I’d have to reach pretty far back in my memory to come up with a dining experience as disappointing as the one I had at Zenzi recently. Zenzi is the enigmatic name of a new restaurant south of downtown Orlando. I couldn’t find any clue as to the origin of the name or whether it was supposed to evoke some sort of image. Is it an owner’s name? Is it meant to imply something exotic in the cuisine? Probably not.
The menu, in fact, gives no clues as to the intended cuisine served here. You’ve got French steak au poivre, Italian veal saltimbocca, Indian chicken tikka and Caribbean grouper. I’m not crazy about a menu that tries to offer the world, but I have fewer qualms if it can deliver at least one good hemisphere. Zenzi’s food train never quite leaves the station.
Now, I know these are difficult times for restaurants, and many established businesses are cutting corners or otherwise attempting to adjust or reinvent themselves. More than a few menus have been tweaked to lower food costs while maintaining quality. It’s not an easy thing to do. A restaurant’s regular customers expect to find all the favorites when they return.
Zenzi had the unique advantage, if it could be seen as such, of opening in the recession. It had no regular clients to disappoint if it started to cut corners. They could have begun by offering a menu that was manageable and offered quality appropriate to the price. I don’t know that this is indeed the case with Zenzi, but everything about my meal had the air of trying to make something from next to nothing.
How else would you explain the veal satimbocca ($21) my friend ordered? First off, it had so little veal that it hardly warranted top billing. My companion and I were sure there must have been more veal beneath the massive mound of ham, or perhaps buried inside the stack of spinach. But no, the two tiny pieces were the lot.
That ham was an unfortunate choice. It was a mere cut above lunchmeat quality, and was overly salty. The mushroom and caper sauce rendered the dish a brown mass.It was accompanied by a small mound of rice that was pebbly in texture, and by that I mean the grains were so hard they could have broken a tooth.
My entree was the crab and brie stuffed grouper ($21) a perfectly fine fillet that was nicely broiled. But the crab and brie were minimal. The grouper was served atop a bed of lettuce, which someone probably thought would make a pretty presentation but didn’t consider that the soggy greens would get in the way of actually eating the entree. And the entire thing was drenched in a sauce that looked as though it were pure egg yolk. Very yellow. The description on on the menu said the fish would be “smothered in a lobster sauce.” I didn’t get a lobster sauce out of it, but I’ll have to admit the dish was murdered.
A friend had told me the mushroom soup ($6) was good, but the bowl I had, although showing nice meaty pieces of mushrooms, had a floury texture in the broth. And don’t even get me started on paying six bucks for this small serving of soup.
The only problem I had with the crab cakes ($10) was with the name. Remove the word crab and you’d have a more apt description. And the two cakes were filled with pieces of red and green bell pepper. It’s the first crab cake I’ve had that crunched.

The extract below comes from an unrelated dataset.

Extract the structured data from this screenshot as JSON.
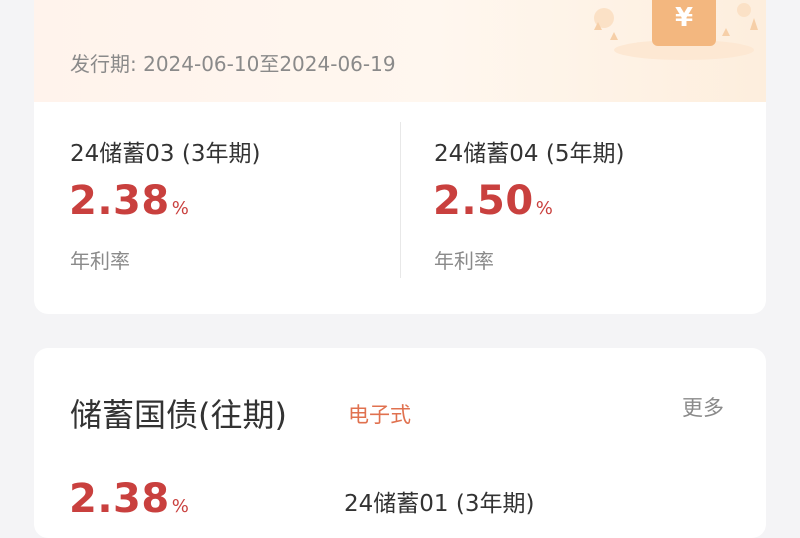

After our entrees had been served I noticed that other tables had baskets of bread and we had none. I inquired about this and our server told us that bread was served only upon request. How would I know that, I asked, is it written on the menu? No, he said, some people just request it.
So I requested, and when he left I asked the people at the next table if they had requested the bread. No, they told me, their waiter (a different one) just brought it to them. I might deduce that the two waiters simply had different training manuals but that would be taking a leap of faith.
(While clearing the soup bowl from the table, the waiter dropped the soiled spoon onto the table, and even though he still had a free hand, he chose not to pick it up, and it stayed there until after the entrees were served. I’d love to know his rationale for leaving it there.)
I would have taken the issue up with a manager, but at no time during the entire meal did I spot one person I could have identified as in charge.
The interior of Zenzi is pleasant enough. There are door-sized fountains with sheets of water that cascade down glass, and several odd lamps that look either like paper Oscar statuettes or illuminated dress forms. Tables are covered with black leatherette sheets that, frankly, look tawdry.
As discombobulated as things are here I don’t think the situation is hopeless. But it is going to take someone who knows what he or she is doing to fix it. And they’ll pretty much have to reinvent the place, which is what they could have done when they first opened only months ago.
Zenzi is at 4120 S. Orange Ave. Orlando. It is open for lunch and dinner daily, brunch on Sunday. The phone number is 407-855-9770.